We did a piece a while back about food stamps (“See No Evil, Know No Evil”). Back in the 1930’s you could see the physical breadlines of people outside waiting to trade in their stamps for their rations. You’ll notice those lines have become invisible. Despite the record number of people enrolled in the food stamp programs like SNAP and WIC, it was swept under the rug of a debit card of sorts.
There is no denying that there is a different psychological effect when you can use your senses and when you can’t. When you can hold the cash or gold in your hand, and see the actual physical volume, and physically exchange it for something you want or need, versus sliding a card and never feeling your wallet get lighter or experience the physical currency being taken from your hands. If you were to take a fixed amount of cash to the grocery store, and knew that was it, you would be more cautious of what you were putting into the cart. You might take frozen over fresh? Generic over brand? Skip the novelty items like gourmet cheese and smoked salmon? And when you went to pay, you would see with your eyes the money adding up on the register and look at your little envelop of cash… and maybe have to leave some items behind because there still isn’t enough? That’s the difference between a virtual and physical money.
Numbers don’t mean anything until you see what they represent. So over 40 million people on food stamps? What does that mean? It’s just a number, right? Below is a graphic representation of what that number looks like if we were to just line those folks up:
The meaning of 40 million just gained new dimensions, didn’t it?
The same goes for our national debt. That’s just a large line of credit. It’s the US sliding its credit card. Whereas you and I get our credit limits set by our credit card company, the US gets its limit set by the Congress and President. As you know, it was recently suspended until March 2017. It’ll be sitting there for the next president to deal with.
Aside from literally desensitizing people to the pangs of spending – and subsequently compelling them to continuously “stimulate the economy” rather than save – the government has other ulterior motives.
The first of which is to track you and your money.

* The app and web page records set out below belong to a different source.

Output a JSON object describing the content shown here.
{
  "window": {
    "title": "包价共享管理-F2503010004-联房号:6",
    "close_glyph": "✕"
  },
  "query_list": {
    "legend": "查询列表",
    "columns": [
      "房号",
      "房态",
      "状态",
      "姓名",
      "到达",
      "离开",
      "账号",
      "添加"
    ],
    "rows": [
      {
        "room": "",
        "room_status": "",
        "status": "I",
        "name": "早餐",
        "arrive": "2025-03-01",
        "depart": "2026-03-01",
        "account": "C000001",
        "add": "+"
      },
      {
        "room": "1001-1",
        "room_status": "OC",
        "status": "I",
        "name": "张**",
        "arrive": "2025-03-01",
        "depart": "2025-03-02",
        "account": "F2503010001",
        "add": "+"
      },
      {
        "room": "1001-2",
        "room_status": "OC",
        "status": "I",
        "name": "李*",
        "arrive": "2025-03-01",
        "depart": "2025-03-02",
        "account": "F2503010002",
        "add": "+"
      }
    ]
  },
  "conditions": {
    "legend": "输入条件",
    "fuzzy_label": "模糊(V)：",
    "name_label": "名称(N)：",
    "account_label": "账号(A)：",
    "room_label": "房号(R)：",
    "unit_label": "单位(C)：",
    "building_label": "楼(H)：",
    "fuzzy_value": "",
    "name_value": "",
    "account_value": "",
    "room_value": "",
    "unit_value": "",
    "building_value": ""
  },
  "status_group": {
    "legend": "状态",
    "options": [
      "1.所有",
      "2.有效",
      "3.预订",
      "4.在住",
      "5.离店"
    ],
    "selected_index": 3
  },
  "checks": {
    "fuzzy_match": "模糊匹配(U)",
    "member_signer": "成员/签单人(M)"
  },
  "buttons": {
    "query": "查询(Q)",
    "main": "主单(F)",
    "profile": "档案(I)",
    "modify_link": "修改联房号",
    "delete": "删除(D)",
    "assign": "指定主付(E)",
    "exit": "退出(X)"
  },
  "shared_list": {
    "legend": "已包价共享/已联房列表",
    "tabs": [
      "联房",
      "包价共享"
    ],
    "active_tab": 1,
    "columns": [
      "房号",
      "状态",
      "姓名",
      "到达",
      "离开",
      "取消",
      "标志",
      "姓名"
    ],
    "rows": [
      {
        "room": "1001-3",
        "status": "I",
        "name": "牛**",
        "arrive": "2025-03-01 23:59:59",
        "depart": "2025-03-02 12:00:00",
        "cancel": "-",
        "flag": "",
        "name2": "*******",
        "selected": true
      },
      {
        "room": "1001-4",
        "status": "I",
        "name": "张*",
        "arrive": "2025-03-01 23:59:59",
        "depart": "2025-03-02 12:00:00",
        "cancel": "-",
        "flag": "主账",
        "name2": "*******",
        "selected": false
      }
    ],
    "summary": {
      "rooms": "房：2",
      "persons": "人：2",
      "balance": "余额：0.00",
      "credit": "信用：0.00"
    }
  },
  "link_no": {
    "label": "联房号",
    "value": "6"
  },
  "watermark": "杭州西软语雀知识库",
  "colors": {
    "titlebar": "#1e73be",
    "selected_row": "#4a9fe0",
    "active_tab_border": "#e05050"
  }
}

If there is ONE thing every economically unstable country fears, it’s capital flight and/or a run on the banks. The US is notorious about tracking down that which it feel entitled to (e.g. FATCA). Politicians are rabid about jobs and money leaving the US. They add more and more regulations and penalties to force jobs and money to stay in the US. Obviously, no one ever told them that they can attract more flies with honey than vinegar. Punishment isn’t nearly as effective as reward. Incentives work better than disincentives.
So how do we get people on board the anti-cash train? Seems obvious right? Link the anonymity of cash and hard assets to criminal behavior like money laundering, drug dealing, or *GASP* terrorism. Repeat like a broken record, “if you have nothing to hide, you have nothing to fear”. It’s the same portal that allows for government spying: “nothing to hide, nothing to fear”. This is how we’ve transitioned to a presumption of guilt, rather than innocence.
Then, when you see people dealing in cash, you presume it’s for criminal purposes. Driving with too much cash in your car? The cash is guilty of being involved in a drug related crime. Enter asset forfeiture. Withdrawing or depositing too much cash? You must be up to something. As we discussed, this is already the position Sweden has taken in its race to become the first fully cashless society. Louisiana has put some restrictions on its cash transactions as well.
Going cashless in the American and European contexts is about control: capital controls, social engineering, tracking people’s goings, all of it. Abandoning cash isn’t bad advice, just put it into something a little more stable. Let’s discuss some options! Click here to set up an appointment.